KAMPALA - After facing several challenges making money transactions in high school, Solomon Bwire hatched a plan to stop the problem, which had been an issue, over the years, to most students in boarding schools.
In 2016, he founded a money transfer tool, KaWallet that enables students in boarding schools to carry out mobile money transactions without having to possess mobile phones.
The idea, according to him, was as a result of the aforesaid challenges, especially after seeing his mother incur high transport costs to deliver his school fees during that time. At times when the mother preferred sending money to him via mobile money, the money ‘would get lost on people's phones'.
So when he joined the university in 2016, his first idea was coming up with a solution to the problem he faced. He decided to develop a mobile money app that could help students and schools receive school fees without having to face a number of challenges.
"It was not easy but eventually the idea is coming into reality. The app has been developed and now students receive school fees at school on their key holders," he says.
Like many entrepreneurs, it was not a smooth sail at the start. He was faced with the challenge of having to satisfy customers, and he never thought of going for refresher courses.
However, when he was invited to attend a training session at Resilient Africa Network (RAN) led by Makerere University, he realized there was a lot needed to be done for his business to succeed.
"I did not know that customers are supposed to be consulted on what they feel is better for them. Even taking negative feedback, I did not know it also helps to improve the way business is done," Bwire explains.
Phiona Namutebi is another young entrepreneur who started her business in 2018. Though her business looked like it was successful, she faced a lot of challenges that were hindering her from satisfying all her customers.
Namutebi never went for any formal training on how to make bakeries. All she had was passion. "I did not know I was supposed to seek expert advice on how to manage and run my business," she explained.

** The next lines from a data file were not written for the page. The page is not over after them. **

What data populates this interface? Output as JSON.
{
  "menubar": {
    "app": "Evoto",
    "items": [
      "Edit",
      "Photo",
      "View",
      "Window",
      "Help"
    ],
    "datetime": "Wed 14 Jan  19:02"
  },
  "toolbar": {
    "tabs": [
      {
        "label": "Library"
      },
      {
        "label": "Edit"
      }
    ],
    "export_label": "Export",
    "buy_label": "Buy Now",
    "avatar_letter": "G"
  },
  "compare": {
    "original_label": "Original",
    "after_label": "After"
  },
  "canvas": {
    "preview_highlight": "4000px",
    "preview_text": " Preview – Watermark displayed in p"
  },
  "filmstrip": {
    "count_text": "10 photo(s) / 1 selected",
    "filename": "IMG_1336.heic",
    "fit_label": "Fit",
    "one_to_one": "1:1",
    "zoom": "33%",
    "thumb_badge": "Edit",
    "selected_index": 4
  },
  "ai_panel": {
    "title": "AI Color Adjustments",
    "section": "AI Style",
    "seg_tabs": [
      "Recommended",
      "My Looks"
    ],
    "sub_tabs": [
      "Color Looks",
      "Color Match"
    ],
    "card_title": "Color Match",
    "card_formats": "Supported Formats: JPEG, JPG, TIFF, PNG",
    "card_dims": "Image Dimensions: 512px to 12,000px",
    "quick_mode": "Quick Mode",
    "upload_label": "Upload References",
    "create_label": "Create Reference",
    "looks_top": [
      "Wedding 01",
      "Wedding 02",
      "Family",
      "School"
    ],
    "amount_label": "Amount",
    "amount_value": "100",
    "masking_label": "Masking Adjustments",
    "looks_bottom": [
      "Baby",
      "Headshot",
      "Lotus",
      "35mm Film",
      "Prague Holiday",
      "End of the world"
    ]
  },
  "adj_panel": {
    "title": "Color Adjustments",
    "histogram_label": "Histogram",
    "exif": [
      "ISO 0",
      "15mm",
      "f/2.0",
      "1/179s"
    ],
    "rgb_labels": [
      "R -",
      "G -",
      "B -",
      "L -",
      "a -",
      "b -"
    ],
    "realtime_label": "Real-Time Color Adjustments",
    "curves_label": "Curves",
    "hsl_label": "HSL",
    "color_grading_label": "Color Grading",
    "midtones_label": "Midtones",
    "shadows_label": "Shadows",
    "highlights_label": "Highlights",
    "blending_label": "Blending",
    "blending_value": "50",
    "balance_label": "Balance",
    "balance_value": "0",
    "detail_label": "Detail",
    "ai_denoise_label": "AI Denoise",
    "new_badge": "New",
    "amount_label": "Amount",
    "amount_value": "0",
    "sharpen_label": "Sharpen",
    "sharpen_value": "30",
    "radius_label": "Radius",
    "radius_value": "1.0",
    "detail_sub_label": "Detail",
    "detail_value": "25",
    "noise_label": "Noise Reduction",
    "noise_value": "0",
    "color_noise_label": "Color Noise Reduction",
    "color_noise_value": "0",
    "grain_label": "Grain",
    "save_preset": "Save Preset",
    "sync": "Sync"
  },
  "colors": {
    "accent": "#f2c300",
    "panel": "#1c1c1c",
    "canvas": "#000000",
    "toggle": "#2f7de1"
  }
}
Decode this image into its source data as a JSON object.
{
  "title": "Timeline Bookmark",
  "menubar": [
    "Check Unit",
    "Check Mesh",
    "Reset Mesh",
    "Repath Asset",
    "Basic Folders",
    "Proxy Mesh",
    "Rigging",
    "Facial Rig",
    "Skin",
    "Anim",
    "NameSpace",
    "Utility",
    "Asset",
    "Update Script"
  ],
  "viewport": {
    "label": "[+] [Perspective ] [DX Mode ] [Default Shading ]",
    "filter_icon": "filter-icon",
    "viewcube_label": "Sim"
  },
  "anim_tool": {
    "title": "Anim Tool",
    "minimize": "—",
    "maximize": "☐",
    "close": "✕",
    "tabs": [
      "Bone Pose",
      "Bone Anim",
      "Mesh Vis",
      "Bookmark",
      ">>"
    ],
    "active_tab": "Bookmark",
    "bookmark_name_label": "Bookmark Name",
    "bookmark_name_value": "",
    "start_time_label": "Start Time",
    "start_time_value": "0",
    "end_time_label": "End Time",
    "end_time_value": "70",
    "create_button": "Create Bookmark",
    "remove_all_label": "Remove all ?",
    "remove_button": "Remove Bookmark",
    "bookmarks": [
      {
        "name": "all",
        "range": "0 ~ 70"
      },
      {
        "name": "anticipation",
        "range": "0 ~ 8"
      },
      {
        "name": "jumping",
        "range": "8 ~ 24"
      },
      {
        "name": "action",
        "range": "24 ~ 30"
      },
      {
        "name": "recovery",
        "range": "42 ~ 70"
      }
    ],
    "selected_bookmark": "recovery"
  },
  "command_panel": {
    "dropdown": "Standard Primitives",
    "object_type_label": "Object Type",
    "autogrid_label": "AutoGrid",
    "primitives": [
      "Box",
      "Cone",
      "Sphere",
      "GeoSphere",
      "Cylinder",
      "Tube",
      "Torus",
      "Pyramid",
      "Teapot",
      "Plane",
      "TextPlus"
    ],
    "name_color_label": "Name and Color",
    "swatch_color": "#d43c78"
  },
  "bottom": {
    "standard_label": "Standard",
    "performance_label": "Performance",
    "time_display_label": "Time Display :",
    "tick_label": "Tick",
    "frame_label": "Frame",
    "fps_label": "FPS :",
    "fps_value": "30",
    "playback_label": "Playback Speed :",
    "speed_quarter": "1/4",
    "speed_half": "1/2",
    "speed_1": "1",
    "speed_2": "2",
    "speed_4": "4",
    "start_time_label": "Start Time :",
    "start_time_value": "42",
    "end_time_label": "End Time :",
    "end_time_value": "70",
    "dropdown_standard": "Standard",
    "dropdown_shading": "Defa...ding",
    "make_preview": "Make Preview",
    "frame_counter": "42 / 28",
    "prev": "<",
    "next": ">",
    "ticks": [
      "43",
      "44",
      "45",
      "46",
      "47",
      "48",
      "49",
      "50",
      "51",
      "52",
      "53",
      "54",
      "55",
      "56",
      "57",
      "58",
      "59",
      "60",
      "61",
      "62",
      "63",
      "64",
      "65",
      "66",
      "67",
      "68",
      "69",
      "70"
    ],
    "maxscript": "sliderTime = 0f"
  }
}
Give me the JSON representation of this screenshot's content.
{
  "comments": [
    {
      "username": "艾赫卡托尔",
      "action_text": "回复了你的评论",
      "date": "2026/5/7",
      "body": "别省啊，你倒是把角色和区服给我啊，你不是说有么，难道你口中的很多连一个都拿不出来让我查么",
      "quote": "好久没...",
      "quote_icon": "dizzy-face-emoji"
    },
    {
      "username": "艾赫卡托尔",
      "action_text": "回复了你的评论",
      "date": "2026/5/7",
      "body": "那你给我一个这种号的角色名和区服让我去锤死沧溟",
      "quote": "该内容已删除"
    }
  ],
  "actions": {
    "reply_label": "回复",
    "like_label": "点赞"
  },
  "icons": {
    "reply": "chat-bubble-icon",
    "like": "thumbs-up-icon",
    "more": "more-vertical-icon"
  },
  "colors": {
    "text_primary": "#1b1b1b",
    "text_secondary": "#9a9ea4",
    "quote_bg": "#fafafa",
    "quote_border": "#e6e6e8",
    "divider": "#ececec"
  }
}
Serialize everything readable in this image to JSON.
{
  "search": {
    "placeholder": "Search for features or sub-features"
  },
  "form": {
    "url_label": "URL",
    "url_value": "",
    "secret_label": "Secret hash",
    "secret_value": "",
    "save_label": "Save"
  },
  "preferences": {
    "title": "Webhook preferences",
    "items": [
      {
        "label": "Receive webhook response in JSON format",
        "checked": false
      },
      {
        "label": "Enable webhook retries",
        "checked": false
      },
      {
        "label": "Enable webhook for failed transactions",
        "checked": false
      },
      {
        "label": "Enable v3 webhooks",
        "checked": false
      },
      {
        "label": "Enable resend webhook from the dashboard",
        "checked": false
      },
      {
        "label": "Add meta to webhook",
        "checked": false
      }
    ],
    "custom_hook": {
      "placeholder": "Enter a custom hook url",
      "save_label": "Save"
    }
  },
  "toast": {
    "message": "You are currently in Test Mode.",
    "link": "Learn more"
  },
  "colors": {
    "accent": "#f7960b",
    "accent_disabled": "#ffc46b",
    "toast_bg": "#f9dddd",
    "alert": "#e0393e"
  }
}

Bwire and Namutebi are among the 30 young entrepreneurs who took part in the innovation fireplace that gives young entrepreneurs a chance to engage directly with successful business players as they share tips on how to actualize innovation ideas in a realistic Ugandan market.
What experts said
Pamela Abonyo, the Head Corporate Communications at NIC, who was one of the motivational speakers, said many youths today have very brilliant ideas but many end up on shelves because they fear to consult.
She explained that for those who start-up businesses fail to succeed because they never consult or try to do research.
"In order for a business to be successful, there is a need for one to consult from those who have done it and succeeded. Consult also those who failed and from their mistakes, you will be able to do it better," Abonyo said.
She advised that before you go into business, place first things first. Place the customer first in all you are doing, relate with your customers at the foundation of your project or product and never to assume for the customers.
Patrick Adengo, Managing Director, Stalworth consulting group limited, said businesses are failing because many young entrepreneurs do not get access to people who can motivate them.
On how to handle customers, Adengo said for any business to succeed, customers have to be put at the forefront. He advised that it is important to welcome and appreciate negative feedback in business so that you can grow.
"When a customer criticizes your business, make sure that you do better such that tomorrow they will praise your product. If that customer takes that bad feedback to the public, then it will be very hard for you to convince customers to love your product," he stressed.
Timothy Mugume, Country Manager at Jumia Food Uganda said it takes a few words of wisdom to make a business successful. He advised the young entrepreneurs to always seek advises from others. It is from this advice that you will get a solution to that problem that is failing your business to grow.
He advised young entrepreneurs to always ensure that they develop a customer-centric model which could take a very long time.
"It can take even 10years and more to build a customer base. So never sit there and lament that customers are few yet you could be in business for just a few months. In all businesses, for success, it is important to know your customers' behaviours so that you swing into the required reaction," he said.
The unemployment rate for young people in Uganda ages 15-24 is 83%. This rate is even higher for those who have formal degrees and live in the urban area. This is due to the disconnect between the degree achieved and the vocational skills needed for the jobs that are in demand for workers.
To make ends meet, many youths resort to starting businesses. However, many do not celebrate their first birthdays. This is because many lack entrepreneurial skills, while others lack mentors to help them sustain the businesses.
According to Deborah Natujuna, the Engagement Manager at Resilient Africa, the mandate of the training was to nurture innovative young entrepreneurs such that they are more resilient to natural shocks and stresses in business.
According to her, it was realized that many young entrepreneurs right from the start of the business, have many gaps that make their business not to succeed.
Hence the only solution is to invite successful professionals and experts from various industries to come and share their wealth of knowledge.
"The professionals talk about key techniques, concepts and also share experiences of how they are managing the business world. We want them to know the challenges faced in the world of work and how they can be overcome," said Natujuna.
She added that the event has been specially designed to inspire youth into ventures through an interactive debate with leading customer experience managers of top brands.
"The interaction helps entrepreneurs to get an expert opinion on current business practices, and keep up-to-date with the latest trends in the industry," she stressed.